SOURCE MATERIAL.
- - - -
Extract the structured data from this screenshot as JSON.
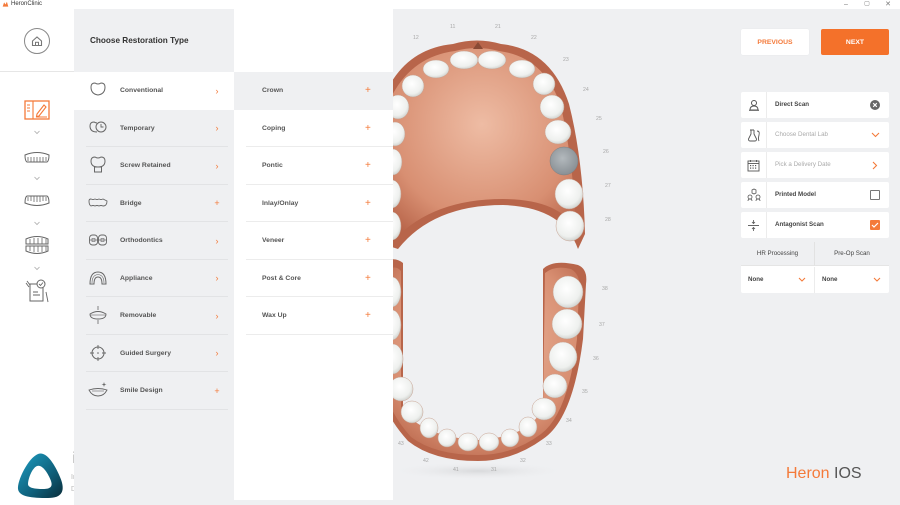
{
  "window": {
    "title": "HeronClinic",
    "controls": {
      "minimize": "–",
      "maximize": "▢",
      "close": "✕"
    }
  },
  "rail": {
    "home_icon": "home-icon",
    "steps": [
      {
        "name": "prescription",
        "icon": "prescription-form-icon",
        "active": true
      },
      {
        "name": "upper-jaw",
        "icon": "upper-jaw-icon",
        "active": false
      },
      {
        "name": "lower-jaw",
        "icon": "lower-jaw-icon",
        "active": false
      },
      {
        "name": "bite",
        "icon": "bite-icon",
        "active": false
      },
      {
        "name": "review",
        "icon": "review-checklist-icon",
        "active": false
      }
    ]
  },
  "categories": {
    "header": "Choose Restoration Type",
    "items": [
      {
        "label": "Conventional",
        "icon": "crown-icon",
        "action": "›",
        "active": true
      },
      {
        "label": "Temporary",
        "icon": "temporary-clock-icon",
        "action": "›",
        "active": false
      },
      {
        "label": "Screw Retained",
        "icon": "screw-retained-icon",
        "action": "›",
        "active": false
      },
      {
        "label": "Bridge",
        "icon": "bridge-icon",
        "action": "+",
        "active": false
      },
      {
        "label": "Orthodontics",
        "icon": "orthodontics-icon",
        "action": "›",
        "active": false
      },
      {
        "label": "Appliance",
        "icon": "appliance-icon",
        "action": "›",
        "active": false
      },
      {
        "label": "Removable",
        "icon": "removable-icon",
        "action": "›",
        "active": false
      },
      {
        "label": "Guided Surgery",
        "icon": "guided-surgery-icon",
        "action": "›",
        "active": false
      },
      {
        "label": "Smile Design",
        "icon": "smile-design-icon",
        "action": "+",
        "active": false
      }
    ]
  },
  "subtypes": {
    "items": [
      {
        "label": "Crown",
        "active": true
      },
      {
        "label": "Coping",
        "active": false
      },
      {
        "label": "Pontic",
        "active": false
      },
      {
        "label": "Inlay/Onlay",
        "active": false
      },
      {
        "label": "Veneer",
        "active": false
      },
      {
        "label": "Post & Core",
        "active": false
      },
      {
        "label": "Wax Up",
        "active": false
      }
    ],
    "action": "+"
  },
  "tooth_chart": {
    "upper_numbers": [
      "11",
      "12",
      "21",
      "22",
      "23",
      "24",
      "25",
      "26",
      "27",
      "28"
    ],
    "lower_numbers": [
      "38",
      "37",
      "36",
      "35",
      "34",
      "33",
      "32",
      "31",
      "41",
      "42",
      "43"
    ],
    "selected_tooth": "26",
    "selected_color": "#9aa1a6"
  },
  "nav": {
    "previous": "PREVIOUS",
    "next": "NEXT"
  },
  "options": {
    "scan_type": {
      "label": "Direct Scan",
      "icon": "user-scan-icon",
      "action": "clear-icon"
    },
    "dental_lab": {
      "placeholder": "Choose Dental Lab",
      "icon": "dental-lab-icon",
      "action": "chevron-down-icon"
    },
    "delivery_date": {
      "placeholder": "Pick a Delivery Date",
      "icon": "calendar-icon",
      "action": "chevron-right-icon"
    },
    "printed_model": {
      "label": "Printed Model",
      "icon": "printed-model-icon",
      "checked": false
    },
    "antagonist_scan": {
      "label": "Antagonist Scan",
      "icon": "antagonist-icon",
      "checked": true
    }
  },
  "processing": {
    "hr_label": "HR Processing",
    "hr_value": "None",
    "preop_label": "Pre-Op Scan",
    "preop_value": "None"
  },
  "branding": {
    "idd_title": "iDD",
    "idd_line1": "Institute of",
    "idd_line2": "Digital Dentistry",
    "product_part1": "Heron",
    "product_part2": "IOS"
  },
  "colors": {
    "accent": "#f47a3a",
    "next_button": "#f4712a",
    "background": "#eff0f2"
  }
}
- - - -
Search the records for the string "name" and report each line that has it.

        "name": "prescription",
        "name": "upper-jaw",
        "name": "lower-jaw",
        "name": "bite",
        "name": "review",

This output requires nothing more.